[Material provided]
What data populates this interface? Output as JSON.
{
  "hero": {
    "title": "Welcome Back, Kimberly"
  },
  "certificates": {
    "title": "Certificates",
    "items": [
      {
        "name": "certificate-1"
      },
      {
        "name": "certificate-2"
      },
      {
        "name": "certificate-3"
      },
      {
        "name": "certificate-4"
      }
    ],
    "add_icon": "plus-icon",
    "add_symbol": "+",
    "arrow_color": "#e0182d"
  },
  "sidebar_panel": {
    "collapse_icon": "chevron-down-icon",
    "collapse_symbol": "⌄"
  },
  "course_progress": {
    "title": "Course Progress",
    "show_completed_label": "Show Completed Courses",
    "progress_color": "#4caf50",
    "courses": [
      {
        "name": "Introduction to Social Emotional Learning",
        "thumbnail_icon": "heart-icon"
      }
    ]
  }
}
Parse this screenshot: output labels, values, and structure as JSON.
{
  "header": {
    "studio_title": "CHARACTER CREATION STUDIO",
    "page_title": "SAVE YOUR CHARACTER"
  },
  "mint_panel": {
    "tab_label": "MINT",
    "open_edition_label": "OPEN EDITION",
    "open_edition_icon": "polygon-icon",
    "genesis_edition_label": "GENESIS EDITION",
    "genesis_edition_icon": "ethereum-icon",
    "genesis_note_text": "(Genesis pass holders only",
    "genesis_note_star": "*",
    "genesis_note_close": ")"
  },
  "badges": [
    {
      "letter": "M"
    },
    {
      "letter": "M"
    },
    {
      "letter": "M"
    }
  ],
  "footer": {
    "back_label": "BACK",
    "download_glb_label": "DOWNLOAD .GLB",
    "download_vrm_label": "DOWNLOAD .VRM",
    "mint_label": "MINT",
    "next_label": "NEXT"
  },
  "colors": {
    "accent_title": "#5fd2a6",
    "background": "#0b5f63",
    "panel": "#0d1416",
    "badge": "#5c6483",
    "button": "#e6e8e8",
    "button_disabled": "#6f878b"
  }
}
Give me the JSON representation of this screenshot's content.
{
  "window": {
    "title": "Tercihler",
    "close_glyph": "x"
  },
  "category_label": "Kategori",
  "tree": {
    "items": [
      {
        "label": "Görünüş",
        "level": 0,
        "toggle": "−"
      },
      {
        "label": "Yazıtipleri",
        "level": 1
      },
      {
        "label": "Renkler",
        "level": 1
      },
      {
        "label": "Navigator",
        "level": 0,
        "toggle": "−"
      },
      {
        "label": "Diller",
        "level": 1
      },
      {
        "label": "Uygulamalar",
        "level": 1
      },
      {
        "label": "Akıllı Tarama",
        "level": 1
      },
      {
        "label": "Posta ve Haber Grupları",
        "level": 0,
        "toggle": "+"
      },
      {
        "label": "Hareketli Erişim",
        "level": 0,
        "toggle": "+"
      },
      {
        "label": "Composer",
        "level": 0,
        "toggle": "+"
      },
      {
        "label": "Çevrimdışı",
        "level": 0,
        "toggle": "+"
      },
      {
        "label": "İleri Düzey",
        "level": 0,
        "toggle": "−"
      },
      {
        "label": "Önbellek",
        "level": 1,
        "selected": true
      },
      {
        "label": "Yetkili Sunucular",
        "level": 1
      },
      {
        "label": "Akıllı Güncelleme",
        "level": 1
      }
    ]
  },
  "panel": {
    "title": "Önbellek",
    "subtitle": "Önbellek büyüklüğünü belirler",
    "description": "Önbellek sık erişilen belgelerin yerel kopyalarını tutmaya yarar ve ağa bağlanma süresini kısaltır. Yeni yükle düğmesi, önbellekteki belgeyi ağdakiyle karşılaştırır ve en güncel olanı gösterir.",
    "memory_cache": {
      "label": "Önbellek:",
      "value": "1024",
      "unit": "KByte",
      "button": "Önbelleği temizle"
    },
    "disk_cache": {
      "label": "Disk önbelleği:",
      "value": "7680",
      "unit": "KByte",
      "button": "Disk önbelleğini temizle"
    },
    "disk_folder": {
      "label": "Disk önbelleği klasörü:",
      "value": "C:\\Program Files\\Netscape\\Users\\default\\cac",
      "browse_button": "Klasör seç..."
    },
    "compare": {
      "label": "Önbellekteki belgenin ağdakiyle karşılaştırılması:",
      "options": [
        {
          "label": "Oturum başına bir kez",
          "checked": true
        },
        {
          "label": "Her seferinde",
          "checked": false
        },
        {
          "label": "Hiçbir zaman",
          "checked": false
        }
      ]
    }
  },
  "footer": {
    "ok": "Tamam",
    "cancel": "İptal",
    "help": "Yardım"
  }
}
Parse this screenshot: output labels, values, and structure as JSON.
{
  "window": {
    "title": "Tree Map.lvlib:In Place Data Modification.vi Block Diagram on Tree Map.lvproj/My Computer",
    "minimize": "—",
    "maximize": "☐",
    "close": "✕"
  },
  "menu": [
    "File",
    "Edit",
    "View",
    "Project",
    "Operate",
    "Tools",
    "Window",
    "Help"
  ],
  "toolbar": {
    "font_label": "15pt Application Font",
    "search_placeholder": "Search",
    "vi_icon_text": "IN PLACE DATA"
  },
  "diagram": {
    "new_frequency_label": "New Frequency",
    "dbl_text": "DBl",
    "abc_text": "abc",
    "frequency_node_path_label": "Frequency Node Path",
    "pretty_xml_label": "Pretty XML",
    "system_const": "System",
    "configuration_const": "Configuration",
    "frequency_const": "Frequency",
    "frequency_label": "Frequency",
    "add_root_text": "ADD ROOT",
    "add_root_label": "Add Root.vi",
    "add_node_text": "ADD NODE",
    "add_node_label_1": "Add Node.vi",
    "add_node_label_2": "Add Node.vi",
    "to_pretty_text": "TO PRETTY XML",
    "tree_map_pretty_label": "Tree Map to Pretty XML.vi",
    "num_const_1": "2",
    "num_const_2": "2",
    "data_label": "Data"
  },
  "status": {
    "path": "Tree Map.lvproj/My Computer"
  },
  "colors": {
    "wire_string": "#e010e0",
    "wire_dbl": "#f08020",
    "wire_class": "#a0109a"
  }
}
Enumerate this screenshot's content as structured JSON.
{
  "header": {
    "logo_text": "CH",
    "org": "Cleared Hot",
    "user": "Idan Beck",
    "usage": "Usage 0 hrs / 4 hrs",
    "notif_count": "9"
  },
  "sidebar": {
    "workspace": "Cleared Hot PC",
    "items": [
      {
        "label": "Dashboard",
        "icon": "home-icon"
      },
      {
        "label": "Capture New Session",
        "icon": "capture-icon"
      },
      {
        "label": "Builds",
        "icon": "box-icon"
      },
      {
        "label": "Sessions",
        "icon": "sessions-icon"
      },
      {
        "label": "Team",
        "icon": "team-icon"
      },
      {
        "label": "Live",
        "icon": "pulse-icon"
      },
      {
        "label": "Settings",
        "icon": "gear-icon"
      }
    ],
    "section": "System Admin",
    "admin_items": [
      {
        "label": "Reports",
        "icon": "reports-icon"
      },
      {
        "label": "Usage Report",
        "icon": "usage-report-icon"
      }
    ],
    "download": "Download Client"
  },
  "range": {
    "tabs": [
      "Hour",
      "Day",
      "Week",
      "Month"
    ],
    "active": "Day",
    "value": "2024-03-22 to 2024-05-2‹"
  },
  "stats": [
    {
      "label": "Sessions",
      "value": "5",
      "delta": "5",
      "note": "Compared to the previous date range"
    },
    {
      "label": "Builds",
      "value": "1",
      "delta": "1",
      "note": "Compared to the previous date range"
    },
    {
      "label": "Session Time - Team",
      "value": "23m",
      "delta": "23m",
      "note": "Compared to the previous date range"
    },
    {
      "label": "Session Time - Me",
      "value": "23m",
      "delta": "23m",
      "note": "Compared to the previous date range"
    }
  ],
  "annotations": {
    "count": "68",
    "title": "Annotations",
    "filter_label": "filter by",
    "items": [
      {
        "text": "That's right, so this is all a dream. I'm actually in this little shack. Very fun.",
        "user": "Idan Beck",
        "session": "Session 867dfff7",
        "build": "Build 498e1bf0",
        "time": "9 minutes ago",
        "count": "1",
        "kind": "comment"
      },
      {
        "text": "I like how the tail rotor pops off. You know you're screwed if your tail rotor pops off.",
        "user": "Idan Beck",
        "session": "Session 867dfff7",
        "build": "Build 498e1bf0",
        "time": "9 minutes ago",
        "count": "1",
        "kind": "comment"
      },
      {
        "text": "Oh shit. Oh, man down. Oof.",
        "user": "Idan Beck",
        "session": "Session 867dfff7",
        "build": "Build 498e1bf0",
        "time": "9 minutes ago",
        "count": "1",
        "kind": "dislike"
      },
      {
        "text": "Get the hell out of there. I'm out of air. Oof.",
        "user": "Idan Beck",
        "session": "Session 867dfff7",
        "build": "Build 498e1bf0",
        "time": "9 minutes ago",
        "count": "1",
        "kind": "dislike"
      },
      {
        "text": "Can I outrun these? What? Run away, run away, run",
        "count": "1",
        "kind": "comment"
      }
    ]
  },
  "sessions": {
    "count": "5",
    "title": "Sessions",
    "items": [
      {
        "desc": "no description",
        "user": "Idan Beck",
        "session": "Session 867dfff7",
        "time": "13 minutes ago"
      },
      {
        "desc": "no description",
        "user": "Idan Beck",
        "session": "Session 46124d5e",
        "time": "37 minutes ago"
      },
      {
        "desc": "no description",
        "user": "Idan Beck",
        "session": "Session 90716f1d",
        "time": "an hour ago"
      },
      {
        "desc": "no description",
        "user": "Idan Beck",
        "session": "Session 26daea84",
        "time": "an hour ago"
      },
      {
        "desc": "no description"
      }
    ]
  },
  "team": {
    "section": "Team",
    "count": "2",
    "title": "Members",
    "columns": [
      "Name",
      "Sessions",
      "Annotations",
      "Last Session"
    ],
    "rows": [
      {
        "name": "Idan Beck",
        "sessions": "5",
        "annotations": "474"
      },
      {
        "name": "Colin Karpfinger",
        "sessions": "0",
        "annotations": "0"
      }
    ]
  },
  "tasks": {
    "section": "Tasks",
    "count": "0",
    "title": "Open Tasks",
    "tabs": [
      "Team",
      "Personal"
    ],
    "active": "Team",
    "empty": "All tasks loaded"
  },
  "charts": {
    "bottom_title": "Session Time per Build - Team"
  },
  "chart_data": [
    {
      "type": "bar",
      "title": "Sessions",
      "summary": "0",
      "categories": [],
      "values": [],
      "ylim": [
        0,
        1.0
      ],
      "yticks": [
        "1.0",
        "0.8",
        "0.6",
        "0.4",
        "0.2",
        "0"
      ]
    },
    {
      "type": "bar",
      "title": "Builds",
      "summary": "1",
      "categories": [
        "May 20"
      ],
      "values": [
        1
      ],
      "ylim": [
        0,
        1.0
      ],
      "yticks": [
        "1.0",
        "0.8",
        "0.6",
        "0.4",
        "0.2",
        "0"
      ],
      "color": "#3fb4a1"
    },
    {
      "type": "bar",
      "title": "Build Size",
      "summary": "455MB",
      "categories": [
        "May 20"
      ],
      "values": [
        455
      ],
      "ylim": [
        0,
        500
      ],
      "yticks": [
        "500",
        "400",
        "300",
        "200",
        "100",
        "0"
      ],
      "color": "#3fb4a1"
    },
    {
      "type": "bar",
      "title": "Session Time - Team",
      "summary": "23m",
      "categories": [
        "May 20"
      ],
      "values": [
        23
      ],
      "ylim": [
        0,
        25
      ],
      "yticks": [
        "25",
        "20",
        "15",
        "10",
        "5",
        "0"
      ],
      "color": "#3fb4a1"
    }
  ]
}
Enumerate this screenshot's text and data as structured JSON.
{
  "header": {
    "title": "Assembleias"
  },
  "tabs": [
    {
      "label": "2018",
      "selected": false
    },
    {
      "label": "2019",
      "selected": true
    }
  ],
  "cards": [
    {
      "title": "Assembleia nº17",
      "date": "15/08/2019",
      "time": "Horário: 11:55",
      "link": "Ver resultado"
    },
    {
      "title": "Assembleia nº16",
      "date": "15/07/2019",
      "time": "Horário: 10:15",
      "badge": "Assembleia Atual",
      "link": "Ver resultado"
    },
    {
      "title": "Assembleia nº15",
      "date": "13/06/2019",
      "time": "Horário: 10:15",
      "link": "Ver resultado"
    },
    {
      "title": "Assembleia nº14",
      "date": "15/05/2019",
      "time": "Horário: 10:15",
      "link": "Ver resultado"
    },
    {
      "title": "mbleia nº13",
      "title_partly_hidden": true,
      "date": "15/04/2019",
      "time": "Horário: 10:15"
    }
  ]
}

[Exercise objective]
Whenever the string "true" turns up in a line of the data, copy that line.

[Reply to the exercise]
        "selected": true
          "checked": true
      "selected": true
      "title_partly_hidden": true,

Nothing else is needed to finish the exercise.